BEGIN Material for the task
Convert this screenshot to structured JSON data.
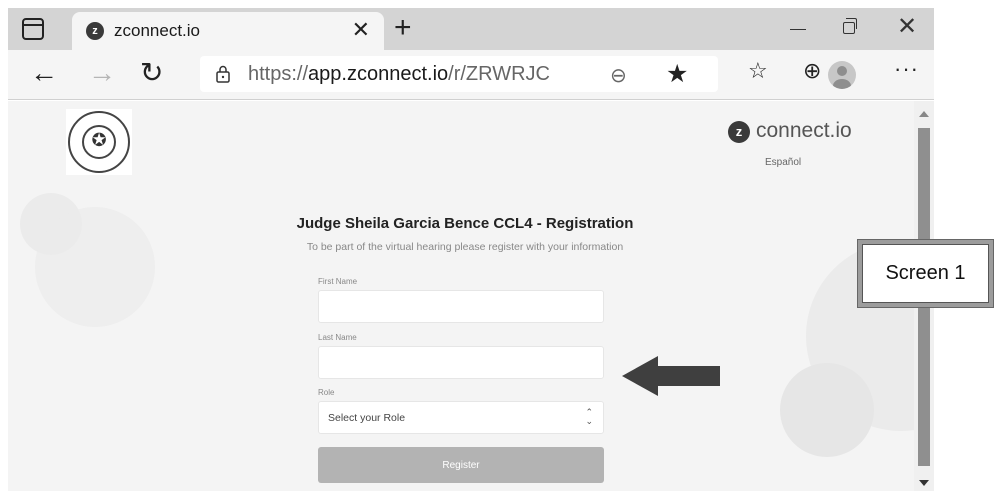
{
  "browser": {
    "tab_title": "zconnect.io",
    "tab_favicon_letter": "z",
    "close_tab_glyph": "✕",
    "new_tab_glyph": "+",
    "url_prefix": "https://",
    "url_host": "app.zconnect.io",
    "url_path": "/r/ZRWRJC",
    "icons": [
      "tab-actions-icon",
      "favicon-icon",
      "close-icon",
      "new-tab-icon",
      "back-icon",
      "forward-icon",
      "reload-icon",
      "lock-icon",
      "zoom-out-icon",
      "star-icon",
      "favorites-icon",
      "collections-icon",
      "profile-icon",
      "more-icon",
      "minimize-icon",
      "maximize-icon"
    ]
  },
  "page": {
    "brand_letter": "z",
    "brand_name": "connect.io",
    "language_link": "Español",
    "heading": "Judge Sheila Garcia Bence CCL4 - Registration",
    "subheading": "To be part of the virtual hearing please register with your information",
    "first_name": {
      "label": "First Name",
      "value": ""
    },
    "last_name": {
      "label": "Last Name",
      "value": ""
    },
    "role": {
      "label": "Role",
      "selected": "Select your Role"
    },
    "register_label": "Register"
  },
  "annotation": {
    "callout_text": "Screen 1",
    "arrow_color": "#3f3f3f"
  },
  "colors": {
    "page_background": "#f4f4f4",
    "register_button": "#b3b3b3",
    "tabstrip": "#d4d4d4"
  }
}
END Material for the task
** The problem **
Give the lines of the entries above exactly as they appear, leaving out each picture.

** Result below **
Convert this screenshot to structured JSON data.
{
  "browser": {
    "tab_title": "zconnect.io",
    "tab_favicon_letter": "z",
    "close_tab_glyph": "✕",
    "new_tab_glyph": "+",
    "url_prefix": "https://",
    "url_host": "app.zconnect.io",
    "url_path": "/r/ZRWRJC",
    "icons": [
      "tab-actions-icon",
      "favicon-icon",
      "close-icon",
      "new-tab-icon",
      "back-icon",
      "forward-icon",
      "reload-icon",
      "lock-icon",
      "zoom-out-icon",
      "star-icon",
      "favorites-icon",
      "collections-icon",
      "profile-icon",
      "more-icon",
      "minimize-icon",
      "maximize-icon"
    ]
  },
  "page": {
    "brand_letter": "z",
    "brand_name": "connect.io",
    "language_link": "Español",
    "heading": "Judge Sheila Garcia Bence CCL4 - Registration",
    "subheading": "To be part of the virtual hearing please register with your information",
    "first_name": {
      "label": "First Name",
      "value": ""
    },
    "last_name": {
      "label": "Last Name",
      "value": ""
    },
    "role": {
      "label": "Role",
      "selected": "Select your Role"
    },
    "register_label": "Register"
  },
  "annotation": {
    "callout_text": "Screen 1",
    "arrow_color": "#3f3f3f"
  },
  "colors": {
    "page_background": "#f4f4f4",
    "register_button": "#b3b3b3",
    "tabstrip": "#d4d4d4"
  }
}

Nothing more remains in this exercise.